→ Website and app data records

*** Begin section ***

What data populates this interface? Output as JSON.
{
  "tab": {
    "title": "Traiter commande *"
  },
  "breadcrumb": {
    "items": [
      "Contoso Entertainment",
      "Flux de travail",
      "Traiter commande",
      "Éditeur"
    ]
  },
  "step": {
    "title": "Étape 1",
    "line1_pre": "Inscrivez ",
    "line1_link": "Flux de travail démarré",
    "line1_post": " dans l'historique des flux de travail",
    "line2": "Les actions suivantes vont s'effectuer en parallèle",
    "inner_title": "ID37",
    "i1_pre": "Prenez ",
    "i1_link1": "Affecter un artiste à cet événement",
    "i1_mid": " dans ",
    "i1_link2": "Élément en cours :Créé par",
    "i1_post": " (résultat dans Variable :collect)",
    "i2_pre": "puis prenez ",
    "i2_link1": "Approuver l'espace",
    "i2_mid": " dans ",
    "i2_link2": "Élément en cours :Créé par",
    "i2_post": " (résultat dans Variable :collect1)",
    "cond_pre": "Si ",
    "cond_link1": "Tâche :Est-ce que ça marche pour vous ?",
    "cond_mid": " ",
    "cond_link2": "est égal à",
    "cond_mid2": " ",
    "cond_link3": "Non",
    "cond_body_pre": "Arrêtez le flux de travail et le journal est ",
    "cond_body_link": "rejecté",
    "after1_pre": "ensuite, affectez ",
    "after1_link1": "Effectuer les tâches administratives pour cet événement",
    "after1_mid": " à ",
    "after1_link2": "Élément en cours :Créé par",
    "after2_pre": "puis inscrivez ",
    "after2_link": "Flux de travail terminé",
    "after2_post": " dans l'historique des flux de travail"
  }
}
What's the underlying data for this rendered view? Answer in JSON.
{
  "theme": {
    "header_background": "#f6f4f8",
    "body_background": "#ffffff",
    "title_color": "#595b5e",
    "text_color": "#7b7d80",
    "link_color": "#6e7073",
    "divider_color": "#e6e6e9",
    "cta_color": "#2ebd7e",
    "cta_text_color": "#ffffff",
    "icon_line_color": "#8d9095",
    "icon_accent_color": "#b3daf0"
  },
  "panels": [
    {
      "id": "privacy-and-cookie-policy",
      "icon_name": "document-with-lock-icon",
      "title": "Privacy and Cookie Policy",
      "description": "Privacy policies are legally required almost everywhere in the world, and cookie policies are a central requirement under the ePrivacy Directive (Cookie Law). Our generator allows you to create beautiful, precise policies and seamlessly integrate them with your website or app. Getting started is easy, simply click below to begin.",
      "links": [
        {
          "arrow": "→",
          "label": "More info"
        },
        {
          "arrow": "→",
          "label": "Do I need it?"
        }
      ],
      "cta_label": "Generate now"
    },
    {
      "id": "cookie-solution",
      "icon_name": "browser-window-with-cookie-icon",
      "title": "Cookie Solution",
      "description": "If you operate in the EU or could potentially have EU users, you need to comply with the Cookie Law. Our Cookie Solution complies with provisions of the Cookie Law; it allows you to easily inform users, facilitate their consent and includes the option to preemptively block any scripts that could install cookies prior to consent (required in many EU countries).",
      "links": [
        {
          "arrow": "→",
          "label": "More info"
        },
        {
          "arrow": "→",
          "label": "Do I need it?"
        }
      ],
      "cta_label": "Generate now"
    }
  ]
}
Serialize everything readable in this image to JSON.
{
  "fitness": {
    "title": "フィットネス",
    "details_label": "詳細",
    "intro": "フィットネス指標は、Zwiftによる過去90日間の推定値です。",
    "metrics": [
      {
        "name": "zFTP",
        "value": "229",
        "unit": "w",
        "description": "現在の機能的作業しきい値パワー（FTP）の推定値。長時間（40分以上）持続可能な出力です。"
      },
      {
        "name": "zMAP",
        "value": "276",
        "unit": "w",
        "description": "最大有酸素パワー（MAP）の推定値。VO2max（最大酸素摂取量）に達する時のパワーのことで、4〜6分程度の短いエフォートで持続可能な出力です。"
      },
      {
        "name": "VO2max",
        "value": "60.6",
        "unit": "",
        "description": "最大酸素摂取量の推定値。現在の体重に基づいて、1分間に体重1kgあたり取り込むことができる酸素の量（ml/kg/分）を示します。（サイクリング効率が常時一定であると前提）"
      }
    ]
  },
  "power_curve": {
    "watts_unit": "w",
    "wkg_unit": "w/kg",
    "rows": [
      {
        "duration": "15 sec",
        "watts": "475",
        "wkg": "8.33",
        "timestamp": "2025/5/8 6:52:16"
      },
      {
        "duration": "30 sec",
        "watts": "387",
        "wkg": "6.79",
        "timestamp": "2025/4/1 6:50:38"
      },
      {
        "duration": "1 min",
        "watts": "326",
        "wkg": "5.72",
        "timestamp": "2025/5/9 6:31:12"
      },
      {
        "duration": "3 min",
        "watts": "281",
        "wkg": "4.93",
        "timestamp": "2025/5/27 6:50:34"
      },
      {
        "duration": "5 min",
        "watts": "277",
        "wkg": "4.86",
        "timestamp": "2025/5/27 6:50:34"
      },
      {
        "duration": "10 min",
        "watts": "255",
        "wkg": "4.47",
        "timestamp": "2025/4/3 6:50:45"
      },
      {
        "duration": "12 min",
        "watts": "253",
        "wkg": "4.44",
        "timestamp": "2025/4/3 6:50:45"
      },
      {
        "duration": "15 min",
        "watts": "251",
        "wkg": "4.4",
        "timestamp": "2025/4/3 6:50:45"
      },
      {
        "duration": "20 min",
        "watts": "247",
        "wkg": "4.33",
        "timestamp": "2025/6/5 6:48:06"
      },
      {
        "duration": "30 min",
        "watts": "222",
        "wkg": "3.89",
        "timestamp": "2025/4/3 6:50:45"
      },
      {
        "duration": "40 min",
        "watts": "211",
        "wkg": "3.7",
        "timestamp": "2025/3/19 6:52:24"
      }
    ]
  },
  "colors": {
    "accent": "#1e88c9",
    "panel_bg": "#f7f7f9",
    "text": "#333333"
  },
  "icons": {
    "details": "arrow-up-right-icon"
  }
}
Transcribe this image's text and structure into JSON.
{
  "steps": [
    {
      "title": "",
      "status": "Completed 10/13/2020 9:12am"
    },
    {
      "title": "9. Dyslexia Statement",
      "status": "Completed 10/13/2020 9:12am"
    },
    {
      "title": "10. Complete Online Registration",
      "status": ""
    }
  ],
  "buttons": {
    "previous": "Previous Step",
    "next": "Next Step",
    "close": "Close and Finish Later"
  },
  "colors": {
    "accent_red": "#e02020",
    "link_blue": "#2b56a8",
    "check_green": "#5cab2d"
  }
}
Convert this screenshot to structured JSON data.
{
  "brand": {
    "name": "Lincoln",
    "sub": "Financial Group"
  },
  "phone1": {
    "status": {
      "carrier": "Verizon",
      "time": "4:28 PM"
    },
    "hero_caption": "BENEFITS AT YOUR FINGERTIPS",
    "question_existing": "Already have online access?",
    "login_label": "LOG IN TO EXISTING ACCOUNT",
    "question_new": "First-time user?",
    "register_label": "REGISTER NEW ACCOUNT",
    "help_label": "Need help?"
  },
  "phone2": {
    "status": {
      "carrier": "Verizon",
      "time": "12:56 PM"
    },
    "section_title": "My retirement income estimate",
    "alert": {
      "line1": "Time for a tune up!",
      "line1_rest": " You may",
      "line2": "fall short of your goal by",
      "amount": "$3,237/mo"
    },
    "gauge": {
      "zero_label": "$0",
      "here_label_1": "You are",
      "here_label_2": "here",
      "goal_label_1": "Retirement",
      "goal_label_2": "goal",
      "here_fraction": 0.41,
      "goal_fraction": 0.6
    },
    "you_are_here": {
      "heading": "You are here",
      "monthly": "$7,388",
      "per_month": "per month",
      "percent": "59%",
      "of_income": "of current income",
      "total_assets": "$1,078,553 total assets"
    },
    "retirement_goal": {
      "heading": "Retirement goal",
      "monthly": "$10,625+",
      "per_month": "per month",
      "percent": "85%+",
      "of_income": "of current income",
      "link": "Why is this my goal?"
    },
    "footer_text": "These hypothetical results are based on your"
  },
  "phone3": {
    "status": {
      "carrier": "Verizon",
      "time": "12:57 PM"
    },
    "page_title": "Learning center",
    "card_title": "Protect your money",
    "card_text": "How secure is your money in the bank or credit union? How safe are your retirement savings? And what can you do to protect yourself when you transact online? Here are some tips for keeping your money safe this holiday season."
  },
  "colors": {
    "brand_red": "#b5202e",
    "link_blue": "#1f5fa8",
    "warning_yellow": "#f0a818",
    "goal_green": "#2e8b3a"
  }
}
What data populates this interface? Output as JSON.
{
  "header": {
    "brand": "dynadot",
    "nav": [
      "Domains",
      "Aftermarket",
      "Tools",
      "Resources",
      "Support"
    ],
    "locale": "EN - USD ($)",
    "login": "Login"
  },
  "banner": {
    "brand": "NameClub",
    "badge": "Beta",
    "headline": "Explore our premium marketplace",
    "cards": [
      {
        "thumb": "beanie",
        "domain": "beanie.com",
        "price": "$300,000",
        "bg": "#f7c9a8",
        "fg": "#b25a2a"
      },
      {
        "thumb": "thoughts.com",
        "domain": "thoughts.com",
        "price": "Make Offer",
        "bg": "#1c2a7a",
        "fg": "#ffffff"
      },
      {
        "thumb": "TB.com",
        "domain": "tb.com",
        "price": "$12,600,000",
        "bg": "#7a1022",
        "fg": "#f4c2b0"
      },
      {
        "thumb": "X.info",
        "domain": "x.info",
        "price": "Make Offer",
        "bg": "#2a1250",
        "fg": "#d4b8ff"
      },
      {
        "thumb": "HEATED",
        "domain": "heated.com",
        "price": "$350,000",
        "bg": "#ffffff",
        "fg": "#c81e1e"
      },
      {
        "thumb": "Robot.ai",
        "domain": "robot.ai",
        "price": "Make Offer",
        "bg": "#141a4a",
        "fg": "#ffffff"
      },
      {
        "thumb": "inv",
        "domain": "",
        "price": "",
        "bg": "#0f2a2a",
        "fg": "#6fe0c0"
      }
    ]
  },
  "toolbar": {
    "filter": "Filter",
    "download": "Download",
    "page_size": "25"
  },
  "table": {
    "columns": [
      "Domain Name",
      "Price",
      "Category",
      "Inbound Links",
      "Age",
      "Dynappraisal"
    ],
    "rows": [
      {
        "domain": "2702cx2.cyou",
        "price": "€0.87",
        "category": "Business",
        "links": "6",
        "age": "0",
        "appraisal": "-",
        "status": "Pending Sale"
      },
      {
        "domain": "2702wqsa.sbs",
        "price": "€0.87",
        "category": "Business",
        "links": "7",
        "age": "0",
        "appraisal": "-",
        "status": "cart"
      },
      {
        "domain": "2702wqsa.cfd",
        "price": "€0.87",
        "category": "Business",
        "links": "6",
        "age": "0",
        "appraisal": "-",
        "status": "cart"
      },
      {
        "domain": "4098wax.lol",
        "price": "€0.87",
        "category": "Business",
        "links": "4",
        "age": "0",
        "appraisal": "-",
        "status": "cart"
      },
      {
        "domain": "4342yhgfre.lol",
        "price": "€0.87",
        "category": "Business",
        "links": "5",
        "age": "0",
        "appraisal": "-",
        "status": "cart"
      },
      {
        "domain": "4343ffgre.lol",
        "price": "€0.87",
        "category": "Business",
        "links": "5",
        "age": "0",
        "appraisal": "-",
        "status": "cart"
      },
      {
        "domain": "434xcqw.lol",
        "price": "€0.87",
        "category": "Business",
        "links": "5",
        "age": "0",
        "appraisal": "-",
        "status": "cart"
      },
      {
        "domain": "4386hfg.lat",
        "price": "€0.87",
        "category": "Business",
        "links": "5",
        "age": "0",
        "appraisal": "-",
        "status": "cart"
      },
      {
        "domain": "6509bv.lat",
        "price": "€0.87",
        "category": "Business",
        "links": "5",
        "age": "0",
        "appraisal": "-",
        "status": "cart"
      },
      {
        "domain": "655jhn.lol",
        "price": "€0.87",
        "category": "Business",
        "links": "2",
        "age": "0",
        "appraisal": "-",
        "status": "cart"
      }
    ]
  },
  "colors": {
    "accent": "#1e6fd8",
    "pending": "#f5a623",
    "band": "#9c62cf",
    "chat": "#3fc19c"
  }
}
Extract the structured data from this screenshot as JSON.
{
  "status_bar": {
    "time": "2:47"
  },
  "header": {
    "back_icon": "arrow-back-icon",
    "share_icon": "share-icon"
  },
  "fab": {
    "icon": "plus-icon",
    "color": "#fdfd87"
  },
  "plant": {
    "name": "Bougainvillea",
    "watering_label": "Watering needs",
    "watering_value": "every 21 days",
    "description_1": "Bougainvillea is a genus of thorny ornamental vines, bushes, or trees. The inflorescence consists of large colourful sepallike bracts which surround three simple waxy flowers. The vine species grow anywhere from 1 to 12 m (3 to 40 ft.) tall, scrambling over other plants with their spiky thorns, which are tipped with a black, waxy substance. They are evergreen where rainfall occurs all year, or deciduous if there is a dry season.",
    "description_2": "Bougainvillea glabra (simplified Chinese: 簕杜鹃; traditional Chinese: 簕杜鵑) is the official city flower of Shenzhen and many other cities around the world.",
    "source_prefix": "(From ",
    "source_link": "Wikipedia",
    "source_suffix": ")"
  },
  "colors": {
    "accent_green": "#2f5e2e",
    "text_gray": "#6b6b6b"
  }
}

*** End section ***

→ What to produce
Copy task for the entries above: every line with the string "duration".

→ Expected answer
        "duration": "15 sec",
        "duration": "30 sec",
        "duration": "1 min",
        "duration": "3 min",
        "duration": "5 min",
        "duration": "10 min",
        "duration": "12 min",
        "duration": "15 min",
        "duration": "20 min",
        "duration": "30 min",
        "duration": "40 min",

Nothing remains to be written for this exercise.